Similarly, the withdrawn ISO 9796 specifications for signatures giving message recovery make it explicit that the configuration options need to be known in advance. It contains a section with three options in that respect:
Use of the signature schemes specified in this standard requires the selection of a collision-resistant hash-function h. There shall be a binding between the signature mechanism and the hash-function in use. Without such a binding, an adversary might claim the use of a weak hash-function (and not the actual one) and therebyforge a signature.NOTE 1There are various ways to accomplish this binding. The following options are listed in order of increasing risk.
Require a particular hash-function when using a particular signature mechanism. The verification process shallexclusively use that particular hash-function. ISO/IEC 14888-3 gives an example of this option where the DSAmechanism requires the use of Dedicated Hash-function 3 from ISO/IEC 10118-3 (otherwise known as SHA-1).

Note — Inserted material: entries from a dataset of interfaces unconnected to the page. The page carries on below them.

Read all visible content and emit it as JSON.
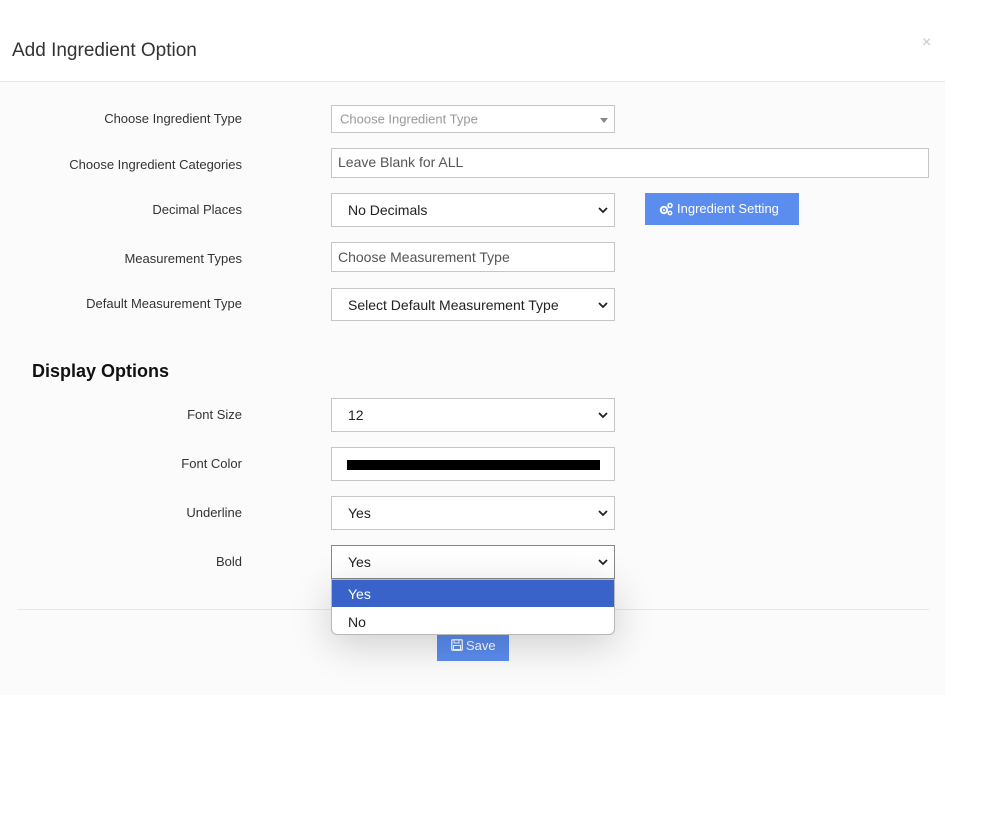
{
  "dialog": {
    "title": "Add Ingredient Option",
    "close_label": "×"
  },
  "form": {
    "ingredient_type": {
      "label": "Choose Ingredient Type",
      "placeholder": "Choose Ingredient Type"
    },
    "ingredient_categories": {
      "label": "Choose Ingredient Categories",
      "value": "Leave Blank for ALL"
    },
    "decimal_places": {
      "label": "Decimal Places",
      "selected": "No Decimals"
    },
    "ingredient_setting_button": {
      "label": "Ingredient Setting",
      "icon": "gears-icon"
    },
    "measurement_types": {
      "label": "Measurement Types",
      "placeholder": "Choose Measurement Type"
    },
    "default_measurement_type": {
      "label": "Default Measurement Type",
      "selected": "Select Default Measurement Type"
    }
  },
  "display_options": {
    "title": "Display Options",
    "font_size": {
      "label": "Font Size",
      "selected": "12"
    },
    "font_color": {
      "label": "Font Color",
      "value": "#000000"
    },
    "underline": {
      "label": "Underline",
      "selected": "Yes"
    },
    "bold": {
      "label": "Bold",
      "selected": "Yes",
      "options": [
        "Yes",
        "No"
      ],
      "highlighted_option": "Yes"
    }
  },
  "footer": {
    "save_label": "Save",
    "save_icon": "floppy-disk-icon"
  },
  "colors": {
    "primary_button": "#5b8def",
    "dropdown_highlight": "#3a63c9"
  }
}
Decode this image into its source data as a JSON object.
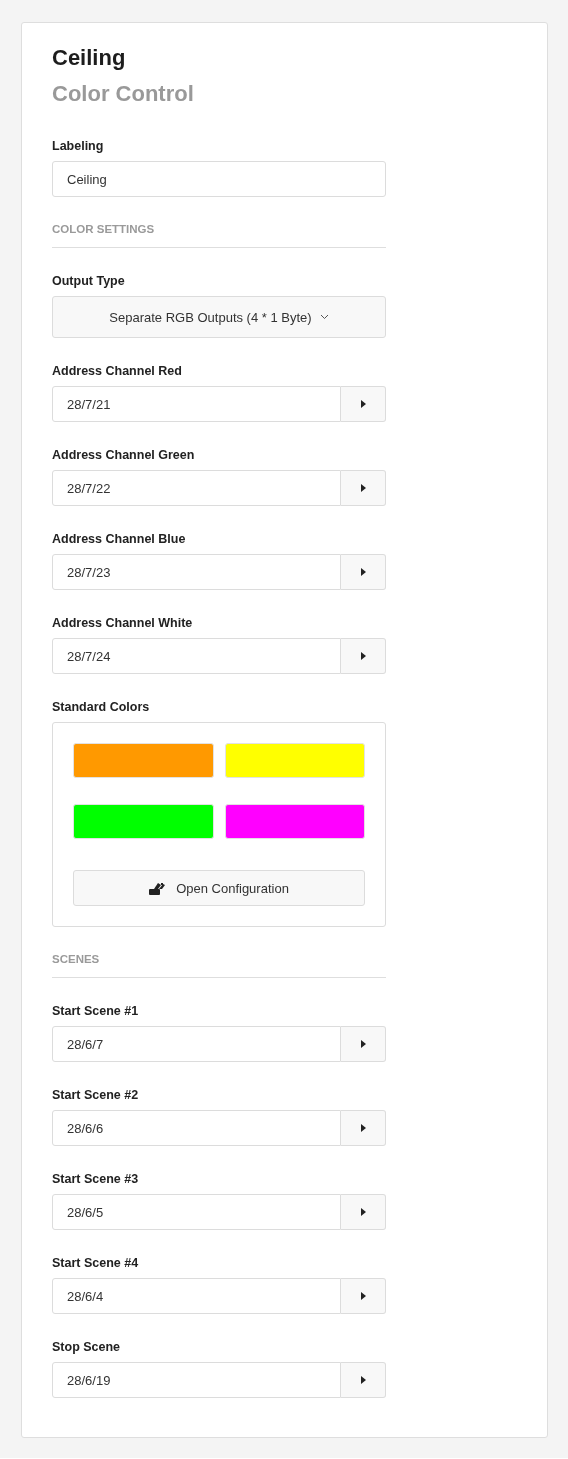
{
  "title": "Ceiling",
  "subtitle": "Color Control",
  "labeling": {
    "label": "Labeling",
    "value": "Ceiling"
  },
  "color_settings": {
    "heading": "COLOR SETTINGS",
    "output_type": {
      "label": "Output Type",
      "value": "Separate RGB Outputs (4 * 1 Byte)"
    },
    "addresses": [
      {
        "label": "Address Channel Red",
        "value": "28/7/21"
      },
      {
        "label": "Address Channel Green",
        "value": "28/7/22"
      },
      {
        "label": "Address Channel Blue",
        "value": "28/7/23"
      },
      {
        "label": "Address Channel White",
        "value": "28/7/24"
      }
    ],
    "standard_colors": {
      "label": "Standard Colors",
      "swatches": [
        {
          "color": "#ff9900"
        },
        {
          "color": "#ffff00"
        },
        {
          "color": "#00ff00"
        },
        {
          "color": "#ff00ff"
        }
      ],
      "button": "Open Configuration"
    }
  },
  "scenes": {
    "heading": "SCENES",
    "items": [
      {
        "label": "Start Scene #1",
        "value": "28/6/7"
      },
      {
        "label": "Start Scene #2",
        "value": "28/6/6"
      },
      {
        "label": "Start Scene #3",
        "value": "28/6/5"
      },
      {
        "label": "Start Scene #4",
        "value": "28/6/4"
      },
      {
        "label": "Stop Scene",
        "value": "28/6/19"
      }
    ]
  }
}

Allow a set of hash-functions and explicitly indicate the hash-function in use in the certificate domain parameters.Inside the certificate domain, the verification process shall exclusively use the hash-function indicated in the certificate.Outside the certificate domain, there is a risk arising from certification authorities (CAs) that may not adhere to theuserís policy. If, for example, an external CA creates a certificate permitting other hash-functions, then signatureforgery problems may arise. In such a case a misled verifier may be in dispute with the CA that produced the othercertificate.
Allow a set of hash-functions and indicate the hash-function in use by some other method, e.g., an indication in themessage or a bilateral agreement. The verification process shall exclusively use the hash-function indicated by theother method. However, there is a risk that an adversary may forge a signature using another hash-function.

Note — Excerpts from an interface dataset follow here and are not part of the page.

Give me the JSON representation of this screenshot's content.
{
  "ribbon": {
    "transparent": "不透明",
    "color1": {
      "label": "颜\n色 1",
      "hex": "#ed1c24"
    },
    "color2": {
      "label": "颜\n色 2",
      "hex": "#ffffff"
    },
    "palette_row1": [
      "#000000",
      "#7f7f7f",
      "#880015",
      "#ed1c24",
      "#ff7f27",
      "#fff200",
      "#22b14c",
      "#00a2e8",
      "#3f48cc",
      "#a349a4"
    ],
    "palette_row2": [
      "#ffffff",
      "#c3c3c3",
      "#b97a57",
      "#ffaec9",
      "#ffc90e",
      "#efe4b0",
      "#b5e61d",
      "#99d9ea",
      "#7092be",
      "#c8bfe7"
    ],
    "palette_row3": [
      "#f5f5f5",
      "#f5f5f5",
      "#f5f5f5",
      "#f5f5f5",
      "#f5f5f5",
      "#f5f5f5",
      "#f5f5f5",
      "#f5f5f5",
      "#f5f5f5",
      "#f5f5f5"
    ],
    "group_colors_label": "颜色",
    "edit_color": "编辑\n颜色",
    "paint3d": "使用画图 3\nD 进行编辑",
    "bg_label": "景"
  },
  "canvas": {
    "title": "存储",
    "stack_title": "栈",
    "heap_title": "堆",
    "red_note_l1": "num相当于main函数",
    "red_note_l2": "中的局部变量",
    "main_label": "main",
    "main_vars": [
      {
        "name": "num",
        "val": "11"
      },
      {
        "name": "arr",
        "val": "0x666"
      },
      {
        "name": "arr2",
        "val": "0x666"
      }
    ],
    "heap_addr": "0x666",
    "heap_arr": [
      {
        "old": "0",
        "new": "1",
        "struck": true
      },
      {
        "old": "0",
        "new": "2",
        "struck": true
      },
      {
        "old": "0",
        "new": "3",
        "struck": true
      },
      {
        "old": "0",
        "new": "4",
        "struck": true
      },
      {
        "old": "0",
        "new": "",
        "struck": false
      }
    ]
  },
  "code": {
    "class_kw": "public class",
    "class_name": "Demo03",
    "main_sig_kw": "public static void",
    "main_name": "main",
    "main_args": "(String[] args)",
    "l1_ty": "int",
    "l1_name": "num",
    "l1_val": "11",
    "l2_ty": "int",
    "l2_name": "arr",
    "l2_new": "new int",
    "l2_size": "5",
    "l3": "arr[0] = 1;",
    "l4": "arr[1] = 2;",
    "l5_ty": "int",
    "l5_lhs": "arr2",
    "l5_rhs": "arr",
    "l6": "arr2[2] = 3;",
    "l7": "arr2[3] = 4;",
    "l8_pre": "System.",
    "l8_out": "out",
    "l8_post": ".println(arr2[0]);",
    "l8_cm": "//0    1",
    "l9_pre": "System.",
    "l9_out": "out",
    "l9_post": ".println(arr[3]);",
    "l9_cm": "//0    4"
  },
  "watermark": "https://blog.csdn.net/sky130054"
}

I've included this mainly to show that when it comes to calling signature verification methods that the configuration options of the signature functions need to be known in advance. It makes sense that the signature algorithm itself and padding method should then also be known in advance.
For debugging or reverse engineering the methods used, it makes sense to perform modular exponentiation first. For PKCS#1 v1.5 padding the padding bytes will be immediately identifiable. If it just looks like random data then you are most likely dealing with a PSS signature scheme. Generally you can distinguish various initial and trailing bytes of the padding method as well. Unfortunately many different padding methods have been used in the past, more than you might imagine.